What is required: Find the lines below holding the word "this" and copy each of them.

Input data:
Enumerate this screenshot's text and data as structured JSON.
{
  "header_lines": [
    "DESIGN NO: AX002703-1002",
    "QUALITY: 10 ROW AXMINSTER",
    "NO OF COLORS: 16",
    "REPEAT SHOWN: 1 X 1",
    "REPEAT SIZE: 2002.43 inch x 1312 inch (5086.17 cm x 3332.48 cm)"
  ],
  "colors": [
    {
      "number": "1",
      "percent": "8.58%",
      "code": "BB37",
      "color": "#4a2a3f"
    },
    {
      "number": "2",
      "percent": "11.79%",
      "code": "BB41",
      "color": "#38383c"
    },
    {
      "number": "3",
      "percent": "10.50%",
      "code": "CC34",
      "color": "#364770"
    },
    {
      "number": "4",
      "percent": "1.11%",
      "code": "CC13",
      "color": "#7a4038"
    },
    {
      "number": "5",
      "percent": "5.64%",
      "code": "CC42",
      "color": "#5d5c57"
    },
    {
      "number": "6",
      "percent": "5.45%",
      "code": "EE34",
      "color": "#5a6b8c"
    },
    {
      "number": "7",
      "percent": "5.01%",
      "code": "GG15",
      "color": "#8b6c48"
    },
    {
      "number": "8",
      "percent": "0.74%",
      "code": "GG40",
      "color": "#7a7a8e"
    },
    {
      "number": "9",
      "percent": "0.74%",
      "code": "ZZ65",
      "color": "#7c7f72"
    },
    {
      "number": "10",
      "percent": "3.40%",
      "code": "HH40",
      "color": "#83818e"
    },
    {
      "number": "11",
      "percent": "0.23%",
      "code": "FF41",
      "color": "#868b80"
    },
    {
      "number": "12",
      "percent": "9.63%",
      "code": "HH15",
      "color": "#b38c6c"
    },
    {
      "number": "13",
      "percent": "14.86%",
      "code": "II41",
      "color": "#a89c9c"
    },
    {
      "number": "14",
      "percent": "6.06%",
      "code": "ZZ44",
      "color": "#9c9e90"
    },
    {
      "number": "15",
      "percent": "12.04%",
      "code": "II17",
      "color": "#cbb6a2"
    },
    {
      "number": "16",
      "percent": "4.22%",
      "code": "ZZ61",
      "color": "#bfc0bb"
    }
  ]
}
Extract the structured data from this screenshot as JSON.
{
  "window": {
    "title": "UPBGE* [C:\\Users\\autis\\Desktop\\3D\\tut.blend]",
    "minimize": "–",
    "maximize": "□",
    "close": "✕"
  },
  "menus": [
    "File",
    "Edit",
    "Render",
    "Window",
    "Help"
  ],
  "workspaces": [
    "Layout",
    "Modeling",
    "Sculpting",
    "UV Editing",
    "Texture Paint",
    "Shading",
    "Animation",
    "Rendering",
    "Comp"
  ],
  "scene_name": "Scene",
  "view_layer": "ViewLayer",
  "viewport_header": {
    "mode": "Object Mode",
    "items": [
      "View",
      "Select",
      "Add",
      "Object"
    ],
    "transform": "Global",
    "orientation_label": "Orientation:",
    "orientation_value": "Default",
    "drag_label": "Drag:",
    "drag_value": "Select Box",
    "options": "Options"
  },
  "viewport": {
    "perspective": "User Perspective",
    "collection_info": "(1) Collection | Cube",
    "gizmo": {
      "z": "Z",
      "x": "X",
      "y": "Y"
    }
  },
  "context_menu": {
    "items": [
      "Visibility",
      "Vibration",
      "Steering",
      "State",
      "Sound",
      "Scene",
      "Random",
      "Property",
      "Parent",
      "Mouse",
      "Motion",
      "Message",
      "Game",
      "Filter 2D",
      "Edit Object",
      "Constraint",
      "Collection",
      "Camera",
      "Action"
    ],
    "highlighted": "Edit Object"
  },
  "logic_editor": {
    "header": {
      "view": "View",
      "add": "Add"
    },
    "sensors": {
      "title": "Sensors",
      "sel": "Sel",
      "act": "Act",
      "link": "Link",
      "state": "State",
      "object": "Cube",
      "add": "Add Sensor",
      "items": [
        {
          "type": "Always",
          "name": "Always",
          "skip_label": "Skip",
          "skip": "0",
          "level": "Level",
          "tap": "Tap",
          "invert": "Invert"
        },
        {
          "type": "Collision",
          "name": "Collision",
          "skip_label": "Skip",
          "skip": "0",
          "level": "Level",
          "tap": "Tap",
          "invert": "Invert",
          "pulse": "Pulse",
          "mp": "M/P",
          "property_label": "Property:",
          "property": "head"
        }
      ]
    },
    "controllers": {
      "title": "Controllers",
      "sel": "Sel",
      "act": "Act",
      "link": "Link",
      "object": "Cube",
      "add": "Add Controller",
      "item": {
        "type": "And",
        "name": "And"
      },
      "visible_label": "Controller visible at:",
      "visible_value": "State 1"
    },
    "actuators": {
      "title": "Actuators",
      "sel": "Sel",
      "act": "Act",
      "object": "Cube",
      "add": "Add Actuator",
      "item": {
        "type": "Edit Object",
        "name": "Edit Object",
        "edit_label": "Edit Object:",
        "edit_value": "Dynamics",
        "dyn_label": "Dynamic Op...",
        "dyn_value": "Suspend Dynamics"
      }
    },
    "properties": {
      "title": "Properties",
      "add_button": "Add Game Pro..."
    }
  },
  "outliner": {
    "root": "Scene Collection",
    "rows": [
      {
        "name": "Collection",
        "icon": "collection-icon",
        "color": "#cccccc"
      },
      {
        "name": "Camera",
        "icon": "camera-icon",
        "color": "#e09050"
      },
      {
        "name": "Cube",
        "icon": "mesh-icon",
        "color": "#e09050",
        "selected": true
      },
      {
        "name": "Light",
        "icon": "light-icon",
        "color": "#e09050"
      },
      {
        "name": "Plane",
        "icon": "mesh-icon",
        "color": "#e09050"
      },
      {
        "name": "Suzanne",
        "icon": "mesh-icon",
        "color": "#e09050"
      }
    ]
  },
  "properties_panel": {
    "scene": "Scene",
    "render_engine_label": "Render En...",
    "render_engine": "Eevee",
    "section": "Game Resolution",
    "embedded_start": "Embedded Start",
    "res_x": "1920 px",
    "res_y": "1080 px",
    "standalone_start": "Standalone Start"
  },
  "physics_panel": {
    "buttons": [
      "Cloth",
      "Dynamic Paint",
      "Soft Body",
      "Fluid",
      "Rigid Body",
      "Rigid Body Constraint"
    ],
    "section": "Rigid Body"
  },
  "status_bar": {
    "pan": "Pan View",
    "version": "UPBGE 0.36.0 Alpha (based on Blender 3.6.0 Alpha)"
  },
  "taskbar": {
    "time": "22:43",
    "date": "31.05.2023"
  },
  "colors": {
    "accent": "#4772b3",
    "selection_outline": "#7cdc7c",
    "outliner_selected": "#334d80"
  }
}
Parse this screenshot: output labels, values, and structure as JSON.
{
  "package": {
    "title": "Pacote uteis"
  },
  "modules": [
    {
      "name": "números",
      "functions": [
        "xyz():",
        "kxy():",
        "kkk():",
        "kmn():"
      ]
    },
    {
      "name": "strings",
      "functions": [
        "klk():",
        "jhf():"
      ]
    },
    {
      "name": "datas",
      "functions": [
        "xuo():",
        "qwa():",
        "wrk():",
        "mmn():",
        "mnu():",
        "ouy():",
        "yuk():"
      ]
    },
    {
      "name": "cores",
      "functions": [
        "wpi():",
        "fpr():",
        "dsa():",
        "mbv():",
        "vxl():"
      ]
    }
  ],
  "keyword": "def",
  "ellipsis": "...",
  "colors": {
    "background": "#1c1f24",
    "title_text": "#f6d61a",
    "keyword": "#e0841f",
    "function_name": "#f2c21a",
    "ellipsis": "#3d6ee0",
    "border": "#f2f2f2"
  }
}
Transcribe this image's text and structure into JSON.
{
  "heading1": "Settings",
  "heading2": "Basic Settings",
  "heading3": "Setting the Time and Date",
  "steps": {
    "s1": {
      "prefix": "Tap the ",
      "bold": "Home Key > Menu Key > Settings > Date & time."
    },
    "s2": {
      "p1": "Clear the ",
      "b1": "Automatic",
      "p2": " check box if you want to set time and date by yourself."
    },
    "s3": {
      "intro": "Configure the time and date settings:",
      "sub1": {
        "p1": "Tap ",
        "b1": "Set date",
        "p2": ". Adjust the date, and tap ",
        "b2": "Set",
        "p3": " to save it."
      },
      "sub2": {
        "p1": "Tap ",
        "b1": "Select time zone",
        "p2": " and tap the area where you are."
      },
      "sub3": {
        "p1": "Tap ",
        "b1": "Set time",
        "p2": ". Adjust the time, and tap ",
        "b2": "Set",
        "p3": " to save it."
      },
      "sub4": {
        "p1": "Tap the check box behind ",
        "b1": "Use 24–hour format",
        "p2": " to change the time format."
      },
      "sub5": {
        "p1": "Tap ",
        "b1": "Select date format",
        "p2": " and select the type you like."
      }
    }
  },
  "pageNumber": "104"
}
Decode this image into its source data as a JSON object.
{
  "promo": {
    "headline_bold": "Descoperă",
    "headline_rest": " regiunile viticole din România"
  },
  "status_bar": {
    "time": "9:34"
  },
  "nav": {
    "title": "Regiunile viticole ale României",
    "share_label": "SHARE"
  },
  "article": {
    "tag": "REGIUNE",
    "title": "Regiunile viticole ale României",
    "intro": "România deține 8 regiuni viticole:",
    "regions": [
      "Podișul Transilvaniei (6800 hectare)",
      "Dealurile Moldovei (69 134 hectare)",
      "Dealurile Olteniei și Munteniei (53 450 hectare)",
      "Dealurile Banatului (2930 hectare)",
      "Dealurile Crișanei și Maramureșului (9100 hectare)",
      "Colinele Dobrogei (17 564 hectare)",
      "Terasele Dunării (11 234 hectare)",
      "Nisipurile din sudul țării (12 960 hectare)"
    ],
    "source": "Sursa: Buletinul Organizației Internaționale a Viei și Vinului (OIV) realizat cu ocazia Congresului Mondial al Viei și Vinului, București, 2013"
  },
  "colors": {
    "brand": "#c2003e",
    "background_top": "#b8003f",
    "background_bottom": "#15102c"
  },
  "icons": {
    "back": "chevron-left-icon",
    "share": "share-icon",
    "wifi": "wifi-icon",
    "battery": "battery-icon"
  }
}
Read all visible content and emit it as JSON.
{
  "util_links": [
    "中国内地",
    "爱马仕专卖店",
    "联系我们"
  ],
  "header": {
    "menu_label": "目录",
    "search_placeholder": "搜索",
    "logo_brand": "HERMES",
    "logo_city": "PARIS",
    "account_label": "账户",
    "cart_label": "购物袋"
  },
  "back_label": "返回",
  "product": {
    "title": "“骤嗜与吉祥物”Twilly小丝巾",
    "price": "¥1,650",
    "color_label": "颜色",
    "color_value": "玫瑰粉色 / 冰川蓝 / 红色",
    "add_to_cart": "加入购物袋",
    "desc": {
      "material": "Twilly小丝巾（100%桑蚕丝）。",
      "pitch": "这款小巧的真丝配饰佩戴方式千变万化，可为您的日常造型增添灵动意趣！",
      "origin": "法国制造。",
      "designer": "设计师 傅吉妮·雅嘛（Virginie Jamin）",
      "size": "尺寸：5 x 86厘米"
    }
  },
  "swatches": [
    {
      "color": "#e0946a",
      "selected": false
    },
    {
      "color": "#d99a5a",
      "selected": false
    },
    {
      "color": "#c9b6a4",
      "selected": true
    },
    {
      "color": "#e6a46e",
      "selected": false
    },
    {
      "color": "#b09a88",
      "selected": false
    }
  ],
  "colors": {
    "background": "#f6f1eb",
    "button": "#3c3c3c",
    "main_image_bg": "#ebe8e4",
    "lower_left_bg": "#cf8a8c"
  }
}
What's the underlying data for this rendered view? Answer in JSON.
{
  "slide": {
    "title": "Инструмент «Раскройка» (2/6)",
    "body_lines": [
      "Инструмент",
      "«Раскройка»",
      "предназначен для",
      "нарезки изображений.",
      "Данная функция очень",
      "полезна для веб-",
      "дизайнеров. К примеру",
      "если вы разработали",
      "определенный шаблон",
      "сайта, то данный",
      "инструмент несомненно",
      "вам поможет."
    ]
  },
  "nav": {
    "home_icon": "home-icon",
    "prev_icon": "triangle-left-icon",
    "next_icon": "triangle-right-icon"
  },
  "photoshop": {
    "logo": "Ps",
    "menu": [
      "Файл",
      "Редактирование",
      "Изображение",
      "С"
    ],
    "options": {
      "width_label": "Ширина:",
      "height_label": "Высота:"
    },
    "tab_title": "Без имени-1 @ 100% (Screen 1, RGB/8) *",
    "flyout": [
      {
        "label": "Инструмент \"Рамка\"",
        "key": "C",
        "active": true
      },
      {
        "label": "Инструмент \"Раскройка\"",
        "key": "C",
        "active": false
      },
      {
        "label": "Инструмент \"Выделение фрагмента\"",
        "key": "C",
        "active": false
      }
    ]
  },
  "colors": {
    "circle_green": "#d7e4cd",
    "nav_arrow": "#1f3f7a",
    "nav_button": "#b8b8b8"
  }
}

Answer area:
Enumerate this screenshot's text and data as structured JSON.
Extract the structured data from this screenshot as JSON.
Parse this screenshot: output labels, values, and structure as JSON.
Transcribe this image's text and structure into JSON.
Decode this image into its source data as a JSON object.
What's the underlying data for this rendered view? Answer in JSON.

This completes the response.